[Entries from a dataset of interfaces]
____________
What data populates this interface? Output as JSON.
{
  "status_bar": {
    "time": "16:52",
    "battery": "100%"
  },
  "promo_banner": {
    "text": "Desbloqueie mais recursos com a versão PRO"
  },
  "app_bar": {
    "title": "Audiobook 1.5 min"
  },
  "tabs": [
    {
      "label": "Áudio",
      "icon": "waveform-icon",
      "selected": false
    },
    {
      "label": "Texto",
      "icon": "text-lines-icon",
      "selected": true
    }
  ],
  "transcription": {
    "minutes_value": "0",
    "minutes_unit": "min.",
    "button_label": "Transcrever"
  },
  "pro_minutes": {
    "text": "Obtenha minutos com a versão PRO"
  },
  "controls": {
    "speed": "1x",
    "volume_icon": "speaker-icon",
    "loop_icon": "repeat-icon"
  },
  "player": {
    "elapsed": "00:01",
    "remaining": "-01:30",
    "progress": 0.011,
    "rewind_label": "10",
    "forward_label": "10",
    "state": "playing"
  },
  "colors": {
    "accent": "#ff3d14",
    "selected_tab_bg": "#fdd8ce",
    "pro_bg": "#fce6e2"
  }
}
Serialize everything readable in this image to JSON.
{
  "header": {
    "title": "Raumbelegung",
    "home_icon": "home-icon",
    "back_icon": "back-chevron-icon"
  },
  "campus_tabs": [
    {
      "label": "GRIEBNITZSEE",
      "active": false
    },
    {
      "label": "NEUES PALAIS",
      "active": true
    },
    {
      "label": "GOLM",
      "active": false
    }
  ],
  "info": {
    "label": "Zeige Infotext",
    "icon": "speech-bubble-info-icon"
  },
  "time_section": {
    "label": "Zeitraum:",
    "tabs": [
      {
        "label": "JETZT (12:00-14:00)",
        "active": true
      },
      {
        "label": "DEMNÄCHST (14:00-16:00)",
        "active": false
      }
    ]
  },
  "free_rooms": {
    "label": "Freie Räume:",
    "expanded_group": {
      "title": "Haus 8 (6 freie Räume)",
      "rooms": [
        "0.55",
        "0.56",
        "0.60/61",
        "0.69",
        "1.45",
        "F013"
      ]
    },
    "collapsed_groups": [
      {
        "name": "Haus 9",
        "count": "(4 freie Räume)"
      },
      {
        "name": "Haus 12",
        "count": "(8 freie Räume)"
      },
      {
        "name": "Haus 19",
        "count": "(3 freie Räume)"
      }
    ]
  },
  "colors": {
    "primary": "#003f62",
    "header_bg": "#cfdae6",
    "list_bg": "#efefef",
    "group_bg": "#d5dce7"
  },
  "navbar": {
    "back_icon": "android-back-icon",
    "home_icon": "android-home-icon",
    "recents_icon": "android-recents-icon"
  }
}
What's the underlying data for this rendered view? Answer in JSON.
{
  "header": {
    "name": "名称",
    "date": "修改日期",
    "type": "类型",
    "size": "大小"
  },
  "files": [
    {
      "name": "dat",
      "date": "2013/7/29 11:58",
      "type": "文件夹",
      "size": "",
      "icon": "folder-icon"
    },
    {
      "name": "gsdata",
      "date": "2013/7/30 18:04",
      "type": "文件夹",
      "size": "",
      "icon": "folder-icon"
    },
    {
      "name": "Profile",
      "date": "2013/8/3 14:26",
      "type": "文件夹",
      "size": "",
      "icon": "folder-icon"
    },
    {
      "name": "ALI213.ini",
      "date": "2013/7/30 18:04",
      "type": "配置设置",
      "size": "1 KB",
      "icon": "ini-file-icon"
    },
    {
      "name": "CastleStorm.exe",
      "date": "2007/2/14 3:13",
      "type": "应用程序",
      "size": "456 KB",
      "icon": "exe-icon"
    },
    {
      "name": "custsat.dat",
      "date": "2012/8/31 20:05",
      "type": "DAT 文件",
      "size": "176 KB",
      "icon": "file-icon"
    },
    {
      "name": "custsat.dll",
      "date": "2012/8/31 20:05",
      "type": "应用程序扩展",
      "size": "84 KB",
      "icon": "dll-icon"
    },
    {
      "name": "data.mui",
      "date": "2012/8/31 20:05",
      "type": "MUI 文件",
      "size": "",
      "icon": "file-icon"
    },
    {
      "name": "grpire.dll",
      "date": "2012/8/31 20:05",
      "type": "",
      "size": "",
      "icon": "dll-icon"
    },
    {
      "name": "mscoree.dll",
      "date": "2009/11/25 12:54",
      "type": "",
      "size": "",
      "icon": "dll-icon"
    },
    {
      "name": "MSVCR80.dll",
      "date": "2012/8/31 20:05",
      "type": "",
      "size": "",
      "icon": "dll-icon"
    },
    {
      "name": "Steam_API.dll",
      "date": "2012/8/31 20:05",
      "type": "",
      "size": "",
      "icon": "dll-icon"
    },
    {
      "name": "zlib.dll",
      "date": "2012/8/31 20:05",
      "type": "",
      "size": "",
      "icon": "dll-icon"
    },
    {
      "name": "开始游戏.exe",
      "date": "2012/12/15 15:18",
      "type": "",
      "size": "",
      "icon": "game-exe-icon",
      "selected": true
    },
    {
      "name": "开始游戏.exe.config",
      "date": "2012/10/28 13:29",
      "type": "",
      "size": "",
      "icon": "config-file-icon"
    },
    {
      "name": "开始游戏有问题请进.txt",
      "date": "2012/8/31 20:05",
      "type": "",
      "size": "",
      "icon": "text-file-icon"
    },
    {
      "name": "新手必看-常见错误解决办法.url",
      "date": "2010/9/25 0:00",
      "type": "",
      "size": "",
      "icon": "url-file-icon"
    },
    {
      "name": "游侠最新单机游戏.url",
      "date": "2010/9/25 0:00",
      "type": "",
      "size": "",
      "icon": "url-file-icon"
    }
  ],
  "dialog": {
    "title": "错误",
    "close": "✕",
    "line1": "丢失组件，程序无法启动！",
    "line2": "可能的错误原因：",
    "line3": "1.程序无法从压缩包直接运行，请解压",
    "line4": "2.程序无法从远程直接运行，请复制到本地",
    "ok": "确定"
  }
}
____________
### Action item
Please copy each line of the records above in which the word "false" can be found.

### Reply to the task
      "selected": false
      "active": false
      "active": false
        "active": false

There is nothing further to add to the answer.